(Input records Opens)

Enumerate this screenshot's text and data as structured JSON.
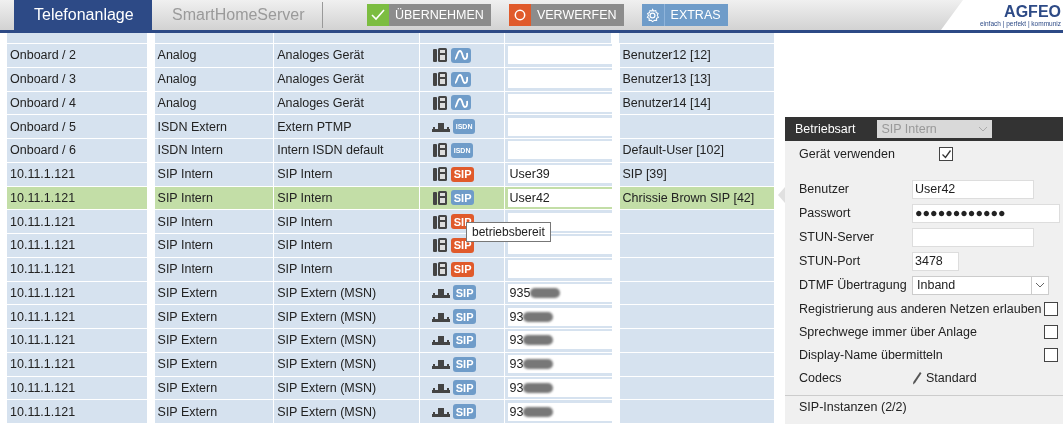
{
  "tabs": [
    {
      "label": "Telefonanlage",
      "selected": true
    },
    {
      "label": "SmartHomeServer",
      "selected": false
    }
  ],
  "toolbar": [
    {
      "kind": "apply",
      "label": "ÜBERNEHMEN"
    },
    {
      "kind": "discard",
      "label": "VERWERFEN"
    },
    {
      "kind": "extras",
      "label": "EXTRAS"
    }
  ],
  "logo": {
    "name": "AGFEO",
    "tagline": "einfach | perfekt | kommuniz"
  },
  "rows": [
    {
      "port": "Onboard / 2",
      "type": "Analog",
      "profile": "Analoges Gerät",
      "kind": "phone",
      "badge": {
        "kind": "analog",
        "color": "#6f9cc9"
      },
      "user": "Benutzer12 [12]",
      "selected": false
    },
    {
      "port": "Onboard / 3",
      "type": "Analog",
      "profile": "Analoges Gerät",
      "kind": "phone",
      "badge": {
        "kind": "analog",
        "color": "#6f9cc9"
      },
      "user": "Benutzer13 [13]",
      "selected": false
    },
    {
      "port": "Onboard / 4",
      "type": "Analog",
      "profile": "Analoges Gerät",
      "kind": "phone",
      "badge": {
        "kind": "analog",
        "color": "#6f9cc9"
      },
      "user": "Benutzer14 [14]",
      "selected": false
    },
    {
      "port": "Onboard / 5",
      "type": "ISDN Extern",
      "profile": "Extern PTMP",
      "kind": "ntba",
      "badge": {
        "kind": "text",
        "label": "ISDN",
        "color": "#6f9cc9"
      },
      "selected": false
    },
    {
      "port": "Onboard / 6",
      "type": "ISDN Intern",
      "profile": "Intern ISDN default",
      "kind": "phone",
      "badge": {
        "kind": "text",
        "label": "ISDN",
        "color": "#6f9cc9"
      },
      "user": "Default-User [102]",
      "selected": false
    },
    {
      "port": "10.11.1.121",
      "type": "SIP Intern",
      "profile": "SIP Intern",
      "kind": "phone",
      "badge": {
        "kind": "text",
        "label": "SIP",
        "color": "#e05a2b"
      },
      "number": "User39",
      "user": "SIP [39]",
      "selected": false
    },
    {
      "port": "10.11.1.121",
      "type": "SIP Intern",
      "profile": "SIP Intern",
      "kind": "phone",
      "badge": {
        "kind": "text",
        "label": "SIP",
        "color": "#6f9cc9"
      },
      "number": "User42",
      "user": "Chrissie Brown SIP [42]",
      "selected": true
    },
    {
      "port": "10.11.1.121",
      "type": "SIP Intern",
      "profile": "SIP Intern",
      "kind": "phone",
      "badge": {
        "kind": "text",
        "label": "SIP",
        "color": "#e05a2b"
      },
      "selected": false
    },
    {
      "port": "10.11.1.121",
      "type": "SIP Intern",
      "profile": "SIP Intern",
      "kind": "phone",
      "badge": {
        "kind": "text",
        "label": "SIP",
        "color": "#e05a2b"
      },
      "selected": false
    },
    {
      "port": "10.11.1.121",
      "type": "SIP Intern",
      "profile": "SIP Intern",
      "kind": "phone",
      "badge": {
        "kind": "text",
        "label": "SIP",
        "color": "#e05a2b"
      },
      "selected": false
    },
    {
      "port": "10.11.1.121",
      "type": "SIP Extern",
      "profile": "SIP Extern (MSN)",
      "kind": "ntba",
      "badge": {
        "kind": "text",
        "label": "SIP",
        "color": "#6f9cc9"
      },
      "number": "935",
      "redacted": true,
      "selected": false
    },
    {
      "port": "10.11.1.121",
      "type": "SIP Extern",
      "profile": "SIP Extern (MSN)",
      "kind": "ntba",
      "badge": {
        "kind": "text",
        "label": "SIP",
        "color": "#6f9cc9"
      },
      "number": "93",
      "redacted": true,
      "selected": false
    },
    {
      "port": "10.11.1.121",
      "type": "SIP Extern",
      "profile": "SIP Extern (MSN)",
      "kind": "ntba",
      "badge": {
        "kind": "text",
        "label": "SIP",
        "color": "#6f9cc9"
      },
      "number": "93",
      "redacted": true,
      "selected": false
    },
    {
      "port": "10.11.1.121",
      "type": "SIP Extern",
      "profile": "SIP Extern (MSN)",
      "kind": "ntba",
      "badge": {
        "kind": "text",
        "label": "SIP",
        "color": "#6f9cc9"
      },
      "number": "93",
      "redacted": true,
      "selected": false
    },
    {
      "port": "10.11.1.121",
      "type": "SIP Extern",
      "profile": "SIP Extern (MSN)",
      "kind": "ntba",
      "badge": {
        "kind": "text",
        "label": "SIP",
        "color": "#6f9cc9"
      },
      "number": "93",
      "redacted": true,
      "selected": false
    },
    {
      "port": "10.11.1.121",
      "type": "SIP Extern",
      "profile": "SIP Extern (MSN)",
      "kind": "ntba",
      "badge": {
        "kind": "text",
        "label": "SIP",
        "color": "#6f9cc9"
      },
      "number": "93",
      "redacted": true,
      "selected": false
    }
  ],
  "tooltip": "betriebsbereit",
  "panel": {
    "mode_label": "Betriebsart",
    "mode_value": "SIP Intern",
    "mode_disabled": true,
    "fields": [
      {
        "kind": "checkbox",
        "label": "Gerät verwenden",
        "checked": true
      },
      {
        "kind": "text",
        "label": "Benutzer",
        "value": "User42"
      },
      {
        "kind": "password",
        "label": "Passwort",
        "value": "●●●●●●●●●●●●"
      },
      {
        "kind": "text",
        "label": "STUN-Server"
      },
      {
        "kind": "number",
        "label": "STUN-Port",
        "value": "3478"
      },
      {
        "kind": "select",
        "label": "DTMF Übertragung",
        "value": "Inband"
      },
      {
        "kind": "option",
        "label": "Registrierung aus anderen Netzen erlauben",
        "checked": false
      },
      {
        "kind": "option",
        "label": "Sprechwege immer über Anlage",
        "checked": false
      },
      {
        "kind": "option",
        "label": "Display-Name übermitteln",
        "checked": false
      },
      {
        "kind": "edit",
        "label": "Codecs",
        "value": "Standard"
      }
    ],
    "section": "SIP-Instanzen (2/2)"
  }
}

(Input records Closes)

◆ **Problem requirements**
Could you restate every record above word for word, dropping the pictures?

◆ **Output for this task**
Enumerate this screenshot's text and data as structured JSON.
{
  "tabs": [
    {
      "label": "Telefonanlage",
      "selected": true
    },
    {
      "label": "SmartHomeServer",
      "selected": false
    }
  ],
  "toolbar": [
    {
      "kind": "apply",
      "label": "ÜBERNEHMEN"
    },
    {
      "kind": "discard",
      "label": "VERWERFEN"
    },
    {
      "kind": "extras",
      "label": "EXTRAS"
    }
  ],
  "logo": {
    "name": "AGFEO",
    "tagline": "einfach | perfekt | kommuniz"
  },
  "rows": [
    {
      "port": "Onboard / 2",
      "type": "Analog",
      "profile": "Analoges Gerät",
      "kind": "phone",
      "badge": {
        "kind": "analog",
        "color": "#6f9cc9"
      },
      "user": "Benutzer12 [12]",
      "selected": false
    },
    {
      "port": "Onboard / 3",
      "type": "Analog",
      "profile": "Analoges Gerät",
      "kind": "phone",
      "badge": {
        "kind": "analog",
        "color": "#6f9cc9"
      },
      "user": "Benutzer13 [13]",
      "selected": false
    },
    {
      "port": "Onboard / 4",
      "type": "Analog",
      "profile": "Analoges Gerät",
      "kind": "phone",
      "badge": {
        "kind": "analog",
        "color": "#6f9cc9"
      },
      "user": "Benutzer14 [14]",
      "selected": false
    },
    {
      "port": "Onboard / 5",
      "type": "ISDN Extern",
      "profile": "Extern PTMP",
      "kind": "ntba",
      "badge": {
        "kind": "text",
        "label": "ISDN",
        "color": "#6f9cc9"
      },
      "selected": false
    },
    {
      "port": "Onboard / 6",
      "type": "ISDN Intern",
      "profile": "Intern ISDN default",
      "kind": "phone",
      "badge": {
        "kind": "text",
        "label": "ISDN",
        "color": "#6f9cc9"
      },
      "user": "Default-User [102]",
      "selected": false
    },
    {
      "port": "10.11.1.121",
      "type": "SIP Intern",
      "profile": "SIP Intern",
      "kind": "phone",
      "badge": {
        "kind": "text",
        "label": "SIP",
        "color": "#e05a2b"
      },
      "number": "User39",
      "user": "SIP [39]",
      "selected": false
    },
    {
      "port": "10.11.1.121",
      "type": "SIP Intern",
      "profile": "SIP Intern",
      "kind": "phone",
      "badge": {
        "kind": "text",
        "label": "SIP",
        "color": "#6f9cc9"
      },
      "number": "User42",
      "user": "Chrissie Brown SIP [42]",
      "selected": true
    },
    {
      "port": "10.11.1.121",
      "type": "SIP Intern",
      "profile": "SIP Intern",
      "kind": "phone",
      "badge": {
        "kind": "text",
        "label": "SIP",
        "color": "#e05a2b"
      },
      "selected": false
    },
    {
      "port": "10.11.1.121",
      "type": "SIP Intern",
      "profile": "SIP Intern",
      "kind": "phone",
      "badge": {
        "kind": "text",
        "label": "SIP",
        "color": "#e05a2b"
      },
      "selected": false
    },
    {
      "port": "10.11.1.121",
      "type": "SIP Intern",
      "profile": "SIP Intern",
      "kind": "phone",
      "badge": {
        "kind": "text",
        "label": "SIP",
        "color": "#e05a2b"
      },
      "selected": false
    },
    {
      "port": "10.11.1.121",
      "type": "SIP Extern",
      "profile": "SIP Extern (MSN)",
      "kind": "ntba",
      "badge": {
        "kind": "text",
        "label": "SIP",
        "color": "#6f9cc9"
      },
      "number": "935",
      "redacted": true,
      "selected": false
    },
    {
      "port": "10.11.1.121",
      "type": "SIP Extern",
      "profile": "SIP Extern (MSN)",
      "kind": "ntba",
      "badge": {
        "kind": "text",
        "label": "SIP",
        "color": "#6f9cc9"
      },
      "number": "93",
      "redacted": true,
      "selected": false
    },
    {
      "port": "10.11.1.121",
      "type": "SIP Extern",
      "profile": "SIP Extern (MSN)",
      "kind": "ntba",
      "badge": {
        "kind": "text",
        "label": "SIP",
        "color": "#6f9cc9"
      },
      "number": "93",
      "redacted": true,
      "selected": false
    },
    {
      "port": "10.11.1.121",
      "type": "SIP Extern",
      "profile": "SIP Extern (MSN)",
      "kind": "ntba",
      "badge": {
        "kind": "text",
        "label": "SIP",
        "color": "#6f9cc9"
      },
      "number": "93",
      "redacted": true,
      "selected": false
    },
    {
      "port": "10.11.1.121",
      "type": "SIP Extern",
      "profile": "SIP Extern (MSN)",
      "kind": "ntba",
      "badge": {
        "kind": "text",
        "label": "SIP",
        "color": "#6f9cc9"
      },
      "number": "93",
      "redacted": true,
      "selected": false
    },
    {
      "port": "10.11.1.121",
      "type": "SIP Extern",
      "profile": "SIP Extern (MSN)",
      "kind": "ntba",
      "badge": {
        "kind": "text",
        "label": "SIP",
        "color": "#6f9cc9"
      },
      "number": "93",
      "redacted": true,
      "selected": false
    }
  ],
  "tooltip": "betriebsbereit",
  "panel": {
    "mode_label": "Betriebsart",
    "mode_value": "SIP Intern",
    "mode_disabled": true,
    "fields": [
      {
        "kind": "checkbox",
        "label": "Gerät verwenden",
        "checked": true
      },
      {
        "kind": "text",
        "label": "Benutzer",
        "value": "User42"
      },
      {
        "kind": "password",
        "label": "Passwort",
        "value": "●●●●●●●●●●●●"
      },
      {
        "kind": "text",
        "label": "STUN-Server"
      },
      {
        "kind": "number",
        "label": "STUN-Port",
        "value": "3478"
      },
      {
        "kind": "select",
        "label": "DTMF Übertragung",
        "value": "Inband"
      },
      {
        "kind": "option",
        "label": "Registrierung aus anderen Netzen erlauben",
        "checked": false
      },
      {
        "kind": "option",
        "label": "Sprechwege immer über Anlage",
        "checked": false
      },
      {
        "kind": "option",
        "label": "Display-Name übermitteln",
        "checked": false
      },
      {
        "kind": "edit",
        "label": "Codecs",
        "value": "Standard"
      }
    ],
    "section": "SIP-Instanzen (2/2)"
  }
}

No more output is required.